If you've already added solar panels to your roof to produce electricity for your home, or simply want to try a more socially responsible method of providing hot water for your home, you should check into installing a solar powered hot water heating system.
If you've ever used a garden hose that's been sitting in the sun for awhile, you'll realize the potential of solar power for heating water. There are different types of solar water heaters, and your choice will often depend upon the climate in your area, along with various other factors.
What are your choices in solar water heater installation?
If you live in an area with a temperate climate, you can use passive solar water heating. Water is stored on a rooftop tank and heated with specially designed solar panels. It is then fed by gravity fed into your home. No fossil fuels are used.
An active system is used in climates that experience sub-freezing temperatures. Ethylene glycol (like the antifreeze in your vehicle) is heated by rooftop solar panels and pumped to a heat exchanger inside the home. This heat exchanger transfers the heat from the glycol to water that is stored inside a traditional insulated hot water tank. You can use your old hot water tank if you are switching from a traditional hot water heater. This method requires limited fossil fuel use for the production of electricity to power the equipment.
Will solar provide enough hot water for your needs?
The use of solar power for heating water may suffer from the same problem as producing electricity, which is limited storage capacity. Cloudy overcast days may curtail the amount of sunlight available for heating water. This may not be a problem for families with limited use, but larger families may experience a hot water shortage.
Tankless hot water heaters to the rescue
Tankless water heaters are the perfect compliment to solar models. Tankless units heat water on demand, using energy only for heating and not for storage as in traditional tank type water heaters.

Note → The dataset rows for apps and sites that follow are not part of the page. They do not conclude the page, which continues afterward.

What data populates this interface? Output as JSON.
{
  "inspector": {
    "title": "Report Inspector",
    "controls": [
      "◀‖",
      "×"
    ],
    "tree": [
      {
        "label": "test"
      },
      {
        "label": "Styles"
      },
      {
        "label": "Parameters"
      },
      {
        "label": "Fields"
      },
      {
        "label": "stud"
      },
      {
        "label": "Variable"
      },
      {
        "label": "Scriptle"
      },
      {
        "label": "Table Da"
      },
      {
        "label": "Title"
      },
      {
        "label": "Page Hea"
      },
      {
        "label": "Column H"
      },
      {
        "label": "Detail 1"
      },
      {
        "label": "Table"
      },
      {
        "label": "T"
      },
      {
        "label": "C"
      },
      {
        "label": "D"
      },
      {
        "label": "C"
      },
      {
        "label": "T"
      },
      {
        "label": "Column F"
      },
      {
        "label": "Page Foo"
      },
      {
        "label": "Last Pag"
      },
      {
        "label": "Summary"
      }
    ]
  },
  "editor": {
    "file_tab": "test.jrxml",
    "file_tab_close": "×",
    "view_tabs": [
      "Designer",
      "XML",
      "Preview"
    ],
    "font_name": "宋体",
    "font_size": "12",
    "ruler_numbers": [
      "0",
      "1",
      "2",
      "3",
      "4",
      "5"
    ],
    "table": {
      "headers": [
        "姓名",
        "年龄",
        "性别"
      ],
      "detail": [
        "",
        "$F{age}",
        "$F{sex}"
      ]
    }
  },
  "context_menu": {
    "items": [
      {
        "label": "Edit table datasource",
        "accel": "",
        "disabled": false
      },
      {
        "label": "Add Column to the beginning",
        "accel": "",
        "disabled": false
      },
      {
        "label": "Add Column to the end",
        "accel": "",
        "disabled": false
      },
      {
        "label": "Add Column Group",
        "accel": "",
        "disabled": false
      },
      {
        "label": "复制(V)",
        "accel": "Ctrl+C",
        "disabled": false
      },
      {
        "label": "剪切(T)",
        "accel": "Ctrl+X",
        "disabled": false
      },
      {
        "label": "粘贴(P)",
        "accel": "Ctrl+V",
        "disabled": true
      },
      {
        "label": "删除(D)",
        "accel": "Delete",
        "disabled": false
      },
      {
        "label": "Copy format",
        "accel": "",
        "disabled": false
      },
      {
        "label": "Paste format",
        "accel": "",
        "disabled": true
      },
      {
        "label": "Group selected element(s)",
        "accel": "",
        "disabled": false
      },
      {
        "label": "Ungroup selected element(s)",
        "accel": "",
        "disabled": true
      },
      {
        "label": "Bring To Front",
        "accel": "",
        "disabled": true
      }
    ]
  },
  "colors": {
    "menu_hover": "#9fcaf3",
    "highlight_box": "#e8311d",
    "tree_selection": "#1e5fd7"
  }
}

You can choose from tankless units that can heat water for the entire home or for isolated locations within the home. A tankless heater in a bathroom can provide unlimited hot water for showers or other needs when a solar heating system is hampered by bad weather.
While the initial cost of solar and/or tankless water heater installation is much more expensive than simply replacing a traditional hot water tank, both solar and tankless heaters will lower your carbon footprint and save money on energy bills. It may take years to recoup the installation costs through energy savings, but you can't place a price on protecting the environment by heating your water with sunshine. For more information, contact a business such as Rolling Bay Plumbing.Share
17 July 2017
My homes have always had either copper or PVC plumbing pipes. But when my plumbing system needed an overhaul last spring, I wanted a piping system for my home that I could work on myself when needed. There were a lot of good reasons to choose PEX piping, but my favorite thing about the PEX piping is that it's easy to work with, even if you're a beginner like me. Now I can make small repairs myself instead of calling the plumber every time I have a minor leak or other small problem. I still call the plumber for the big stuff, but it's more affordable now that I can take care of small issues myself. I started this blog to help others learn how they, too, can do DIY plumbing repairs at home.